It’s been a rare feat this season, but the Boston Bruins are trending towards a relatively healthy roster heading into the 2018 Stanley Cup Playoffs. The team has played only one game all season where they haven’t had a single uninjured player. Despite that, however, the team managed to win 50 games this season (the first team in NHL history to reach that milestone 10 times, three more than the second-best Montreal Canadiens).
Just one day after the Bruins’ regular season ended on a disappointing note, general manager Don Sweeney provided an update on three injured players that should have fans of the team feeling optimistic. As Sweeney mentioned, Rick Nash, Riley Nash and Sean Kuraly are all working and could be ready to go if called upon for Game 1 of the playoffs Thursday against the Toronto Maple Leafs.
Recapping the Bruins Most Recent Injuries
Rick Nash, the Bruins second-line since being acquired at the trade deadline from the New York Rangers, has been out of action since being sidelined with a concussion following contact to his head on Mar. 17. He was close to returning for the team’s regular-season finale against the Florida Panthers and should be ready to go for Game 1.
Riley Nash took a slapshot from teammate Torey Krug that caught him in the ear, resulting in upwards of 40 stitches. He skated for the first time Monday following the incident that occurred on Mar. 31. A key part of the Bruins roster, it would be hard to imagine the team not inserting him into the lineup as soon as he’s ready to return.
Kuraly has been out of action since Mar. 27. When he eventually returns to full health, the Bruins will have to make a decision on who plays on their fourth line and who sits. As valuable as Kuraly has been in his rookie season, it wouldn’t be surprising to see the team role with other options for their first postseason contest this year.
Bruins Still Hurting
While all three of these players could find themselves healthy enough to contribute for the Bruins, the team is still down a huge part of their team (both figuratively and literally) following the loss of 6 foot 5, 203-pound defender Brandon Carlo. The 21-year-old sophomore defender suffered a season-ending ankle injury at the end of March and will be out of action until well after the postseason is over.
Carlo may not have had an encouraging second season following his impressive breakout year as a rookie, but his importance to the team was often understated this season.

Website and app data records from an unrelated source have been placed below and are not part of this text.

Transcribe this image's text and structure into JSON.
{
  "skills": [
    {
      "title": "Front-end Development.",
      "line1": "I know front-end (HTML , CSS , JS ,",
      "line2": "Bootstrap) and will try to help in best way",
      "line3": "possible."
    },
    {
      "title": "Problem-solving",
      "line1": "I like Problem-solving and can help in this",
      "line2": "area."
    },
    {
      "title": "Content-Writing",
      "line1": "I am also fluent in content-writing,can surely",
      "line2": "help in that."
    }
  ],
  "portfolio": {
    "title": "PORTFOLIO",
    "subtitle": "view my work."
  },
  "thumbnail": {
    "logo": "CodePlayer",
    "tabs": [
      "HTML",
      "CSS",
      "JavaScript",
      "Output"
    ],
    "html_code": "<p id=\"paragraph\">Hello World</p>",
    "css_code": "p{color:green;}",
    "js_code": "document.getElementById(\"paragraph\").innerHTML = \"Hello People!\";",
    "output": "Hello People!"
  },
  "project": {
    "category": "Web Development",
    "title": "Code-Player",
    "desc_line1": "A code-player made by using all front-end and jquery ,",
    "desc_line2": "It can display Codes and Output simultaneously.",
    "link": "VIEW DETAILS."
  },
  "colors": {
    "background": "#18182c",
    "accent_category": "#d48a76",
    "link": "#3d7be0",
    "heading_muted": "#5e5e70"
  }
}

Not only was he a key piece in the team’s top-four all year, but he was also a huge minute-eater. Logging an average 19:14 of ice time per game, including 2:47 of shorthanded time (24th in the league, second on the Bruins), Carlo’s ability to contribute was vastly underappreciated by fans of the team when he was healthy.
The Bruins did prepare for injuries at the trade deadline with the acquisition of Nick Holden from the New York Rangers at this year’s trade deadline, though it doesn’t make the loss any less significant. Still, dwelling on the past won’t do this team any good. For that reason, the club should take the impending return of the three forwards as a win and use that as positive motivation moving forward.
As mentioned, the team hasn’t had much time to celebrate being healthy this season. With a grueling postseason ahead of them, they likely won’t remain fully healthy for long, either. Entering the postseason with so few injuries to their core should be seen as a blessing after the season this team has endured.
Another important note about the potential return of the three forwards is the fact that the Bruins are getting a key piece of three different forward lines back as a result.
Better Lines Make for Better Games
Rather than starting Tommy Wingels or Brian Gionta on the third line, the Bruins will get to re-insert Rick Nash to the second line, Danton Heinen and David Backes to the third line and Wingels and Gionta to the press box as insurance policies. Nash will also help in his return, regardless of whether he’s inserted on the team’s third line (a line he experienced a ton of success in this season) or on the team’s fourth line if Ryan Donato remains on the team’s third line.
Regardless of who plays where for the Bruins, the addition of both Rick and Riley Nash makes the life of head coach Bruce Cassidy much easier moving forward. It’s part of what’s made this Bruins team so hard to play against this season and has the potential to make all the difference in the postseason following a slow and unencouraging end to the regular season.
With the exception of the Winnipeg Jets, you would be hard-pressed to find a better forward group in the NHL than the Boston Bruins. With that type of talent, it would be disappointing for this team to allow their recent sluggish stretch to continue in the playoffs following such a dominant regular season. The Bruins have all the tools and they are finally getting healthy. If they can put it all together, they should be considered legitimate contenders for the Stanley Cup this season.